The director screwed up by taking out the part of the sex that did excite Ana, and instead leaving in a few minutes of sterile, subclinical kinky sex. He gets what he wants and she gets what she can tolerate. American audiences are, sadly, used to that. If it is indeed the ratings system that leaves a woman's explicit sexual pleasure on the cutting room floor — but will emphasize a scene of pain devoid of pleasure, sexual or otherwise — that's a fucking problem.

Later, Christian strikes Ana, hard, on her butt with a belt while she counts out six lashes.
This is one of the only scenes where I feel like she's behaving like someone who's being put in the victim position, and it could so easily have been avoided. She's not moving. She's crying. She looks like someone who's thinking, "I'll just get through this and then everything will be OK and I will be safe again." Granted, on the submissive side, there often can be a little pushing of your own boundaries. There is a question of: Is this too much for me right now? But when you're actually kinky there's no conflict about whether you're enjoying it, ultimately.

And what he's doing is not so out of the realm of ordinary things you would do in a BDSM relationship. Six really hard hits? As long as it lands on the meaty part of the thighs or ass, it's not unsafe, especially if you're warmed up. I mean, it's not exactly nothing. You're going to be left with marks. But that's not edge-play. Edge-play is piercing, or sounding, which is when you take a well-sterilized metal object and insert it in someone's urethra. Some people would consider fisting edge-play — I don't. The way they did this scene is more like torture porn. He looks horrified at what he's done. He shouldn't be horrified by what he's done — he should be horrified that he's trying to convert someone who's not submissive. Remember [the James Spader/Maggie Gyllenhaal movie] Secretary? That was an awakening, not a conversion. 

Christian is, in his own words, "50 shades of fucked up."
I think I set off a contagious laugh when he said that. Sometimes the actors had to deliver a line so ridiculous that I could really see them thinking, "We have to say this now." I do question the need to have this intense origin story that suggest people have to be fucked up in order to [engage in BDSM]. I find that even in the best of representations of BDSM, it's very common for there to be an origin story. For me, there wasn't one. I started dating this guy when I was 15 or 16 and very naturally we oriented our way into doing corporal punishment and spanking and stuff. Neither of us had any reason to say, "Oh, this reminds me of some misery from my childhood." I'm not going to pretend to speak for everybody in that respect. There can be people whose reason for being into this is because something bad happened, and this is their catharsis. But kinky people get mad about representations like this because it's usually created by people who either aren't kinky or who are afraid of their kinkiness. It gets really judgmental.

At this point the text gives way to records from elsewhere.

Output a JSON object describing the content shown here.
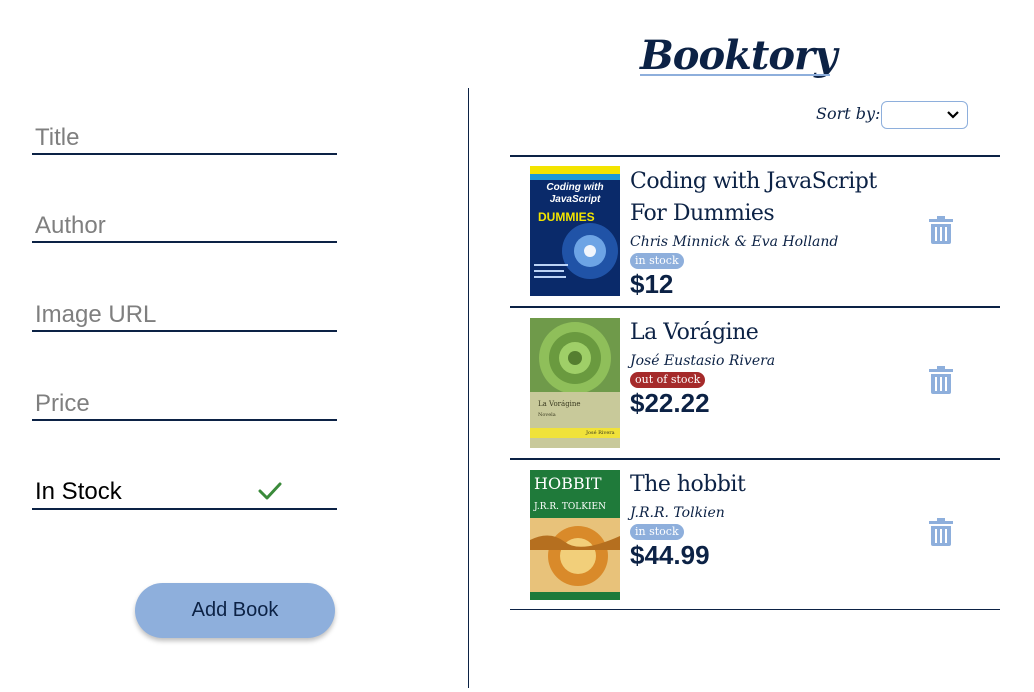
{
  "app": {
    "title": "Booktory"
  },
  "form": {
    "title_placeholder": "Title",
    "author_placeholder": "Author",
    "image_placeholder": "Image URL",
    "price_placeholder": "Price",
    "in_stock_label": "In Stock",
    "in_stock_checked": true,
    "submit_label": "Add Book"
  },
  "sort": {
    "label": "Sort by:",
    "selected": ""
  },
  "books": [
    {
      "title": "Coding with JavaScript For Dummies",
      "author": "Chris Minnick & Eva Holland",
      "status": "in stock",
      "price": "$12",
      "cover_text": {
        "line1": "Coding with",
        "line2": "JavaScript",
        "brand": "DUMMIES"
      }
    },
    {
      "title": "La Vorágine",
      "author": "José Eustasio Rivera",
      "status": "out of stock",
      "price": "$22.22",
      "cover_text": {
        "line1": "La Vorágine",
        "line2": "Novela",
        "brand": "José Rivera"
      }
    },
    {
      "title": "The hobbit",
      "author": "J.R.R. Tolkien",
      "status": "in stock",
      "price": "$44.99",
      "cover_text": {
        "line1": "HOBBIT",
        "line2": "J.R.R. TOLKIEN",
        "brand": ""
      }
    }
  ],
  "colors": {
    "navy": "#0c2245",
    "accent": "#8eafdc",
    "out_of_stock": "#a52a2a",
    "check": "#3a8a3a"
  },
  "icons": [
    "check-icon",
    "chevron-down-icon",
    "trash-icon"
  ]
}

Which origin story bugs you: His "crack whore" mom or the submissive relationship he had as a teenager with his adoptive mom's older friend?
Well, both...but we don't know much about the crack whore yet. While the legality of a Mrs. Robinson situation is fucked up, you'd be surprised at how many guys I've known who've had that happen. When he talked about how freeing it felt to submit, that rang true. I just hate that it had to be couched in the idea of a much older woman and a 15-year-old boy.

I'm not the type whose going to say that aspect is problematic, mostly because I think the word "problematic" is starting to become like the word "interesting." It says something without saying anything at all. People are rightfully angry about issues of consent and abuse and stalking. But I personally don't come at it from that perspective. There are pockets, tiny little nuggets of truth in relationships, tucked into all this muck. And for the most part, the muck is the fantasy part of it — the "show up at my parents' place and whisk me away" kind of scenario. Not any one thing is going to get everything right. I believe in encouraging people to take that leap without having to fear everybody jumping down their throat.